Chat with us, powered by LiveChat

7 Email Tips to Make a Strong Virtual Impression

How Etiquette in Emails Creates an Impression Virtually

With the shift to virtual selling, many sales professionals are emailing more than ever before. As we currently can’t meet face-to-face, email has become a dominant mode of communication throughout the sales process. In many ways, these emails are an extension of you and will help your prospects form an opinion about who they are dealing with. One of the first things people will notice is etiquette, the customary code of behavior, which can go a long way in showing your professionalism before you make a connection. Everything from the subject line to your closing forms the impression clients make. While you don’t have to be a professional writer to craft quality emails, it helps to be aware of current usage in language, punctuation, attaching documents, and whom to include in your responses to avoid a potential faux pas. Here are a few points on email etiquette to ensure yours make a good impression in this new virtual world:

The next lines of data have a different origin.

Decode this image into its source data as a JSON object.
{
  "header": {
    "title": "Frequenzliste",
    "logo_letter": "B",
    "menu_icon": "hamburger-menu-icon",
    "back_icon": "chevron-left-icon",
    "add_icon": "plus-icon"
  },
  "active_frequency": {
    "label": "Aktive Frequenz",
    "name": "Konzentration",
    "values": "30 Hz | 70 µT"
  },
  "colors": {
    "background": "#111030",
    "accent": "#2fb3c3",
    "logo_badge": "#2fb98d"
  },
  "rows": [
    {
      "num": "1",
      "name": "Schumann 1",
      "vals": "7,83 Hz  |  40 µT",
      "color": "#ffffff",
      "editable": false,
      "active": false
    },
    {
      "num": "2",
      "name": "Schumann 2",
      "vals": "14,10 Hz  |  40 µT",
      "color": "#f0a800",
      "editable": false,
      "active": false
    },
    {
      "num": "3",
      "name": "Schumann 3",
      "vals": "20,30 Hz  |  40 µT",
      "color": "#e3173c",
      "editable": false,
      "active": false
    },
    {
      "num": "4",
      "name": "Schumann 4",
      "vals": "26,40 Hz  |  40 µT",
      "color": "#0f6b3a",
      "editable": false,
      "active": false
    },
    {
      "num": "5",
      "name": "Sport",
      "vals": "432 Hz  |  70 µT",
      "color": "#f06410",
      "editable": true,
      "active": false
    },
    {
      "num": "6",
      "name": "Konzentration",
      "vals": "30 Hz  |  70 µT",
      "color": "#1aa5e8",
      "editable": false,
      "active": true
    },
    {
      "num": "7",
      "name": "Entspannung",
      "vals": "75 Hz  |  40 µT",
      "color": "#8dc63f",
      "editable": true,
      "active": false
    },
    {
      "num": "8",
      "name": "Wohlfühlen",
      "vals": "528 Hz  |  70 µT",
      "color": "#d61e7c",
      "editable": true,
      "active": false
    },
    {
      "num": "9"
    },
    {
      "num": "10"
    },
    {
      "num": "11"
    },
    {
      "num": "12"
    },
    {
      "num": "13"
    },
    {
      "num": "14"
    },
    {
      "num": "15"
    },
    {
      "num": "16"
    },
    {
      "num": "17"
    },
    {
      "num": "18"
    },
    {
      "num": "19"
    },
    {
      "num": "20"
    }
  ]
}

Subject Line: This is the first thing someone sees when they receive an email, so it’s imperative this is right. The subject needs to be short, specific, and relevant to the content. An empty or misleading subject line can quickly strike a wrong chord. For prospecting emails, go with something catchy that could provide instant value to the recipients. For prospects with whom you share a contact, it’s helpful to get their name in: “Friend of Walter Smith.” For follow ups after a call, consider the tried and true “Follow up to our call on 5/9.”

Greeting or Salutation: Much has changed from the early days of email. While formal greetings such as Dear Sir or Madam, followed by a colon, were popular in the 90s, it’s now common to strike a friendlier tone with a simple Hello, Hi, or Hey, followed by a first name and a comma. Do not assume a prospect likes a shortened form of their name. Not all Roberts go by Bob nor are all Christines Chris. Unless you are certain about what they go by, use the full first name.

Body of Email: Short paragraphs of one to three lines are better than blocks of text. These can appear intimidating to readers, and they are less likely to read emails that require a great deal of work. Succinct paragraphs read quicker, are easier to understand, and your points are more likely to be remembered when they are spaced apart.

Tone and Punctuation: Most word processing programs have built-in spelling and grammar checks that are better than in years past. Utilize such features to ensure your email doesn’t arrive riddled with typos and run-in sentences. Also, read the email aloud before you send it. This helps you hear the tone as the client will when they read it. Depending how far along you are in your business relationship, it’s best to keep things simple at first and avoid too many questions, which can get confusing. Once you are established with a client, you can shift to a more casual and even friendly tone.

Attachments: When sending attachments, make sure these are clearly marked in the body of the email. This can be as simple as, “Attached, please find the document entitled Sales Proposal.” Also, open the attachment yourself before you hit send to make sure you attached the correct document, that it opens, and isn’t protected or encrypted for specific users. Instead of sending large attachments, consider providing a link to a file-sharing site. It will improve your chances of deliverability, as many mail servers put limits on the size of incoming mail.

Reply, Reply All, CC, and BCC: Ensure your reply is meant for all the users on the email. Often, especially in longer email chains, conversations can be reduced to simple exchanges that no longer apply to everyone. Be considerate and switch to a private email so as not to waste others’ time. Also, it is customary to make your main contact first in a list of multiple recipients, followed by bosses and other superiors. However, if these are added as a courtesy, include them on CC. BCC should include recipients you don’t want the main recipients to be aware of, such as your boss or members of your team.

Sign Off or Closing: In closing your email, it is customary to thank the recipient for their time. Keep this simple and include how they can contact you or a link that allows them to book time on your calendar for a call. Whether you decide to sign off with a traditional line such as “Best Regards” or “Sincerely,” or instead choose a more common sign off such as “Look forward to hearing from you” or a simple “Cheers,” is up to you. What’s important is to remain courteous and not make the recipient feel like they’re someone you take for granted.

Your emails are an extension of your personal brand. They are your unique voice and something that defines and differentiates you from the competition. They not only reflect on you, but also your employer. It’s also helpful to remember key points of etiquette to ensure the impression they create is positive. Mostly, you want to strike a friendly tone that establishes you as someone others trust and want to work with. Though email etiquette changes over time, one thing that remains constant is the need to sound sincere, helpful, and genuinely interested in the needs of your customers. Once you do that, you can build productive relationships through email that become progressively more casual and benefit both you and your clients.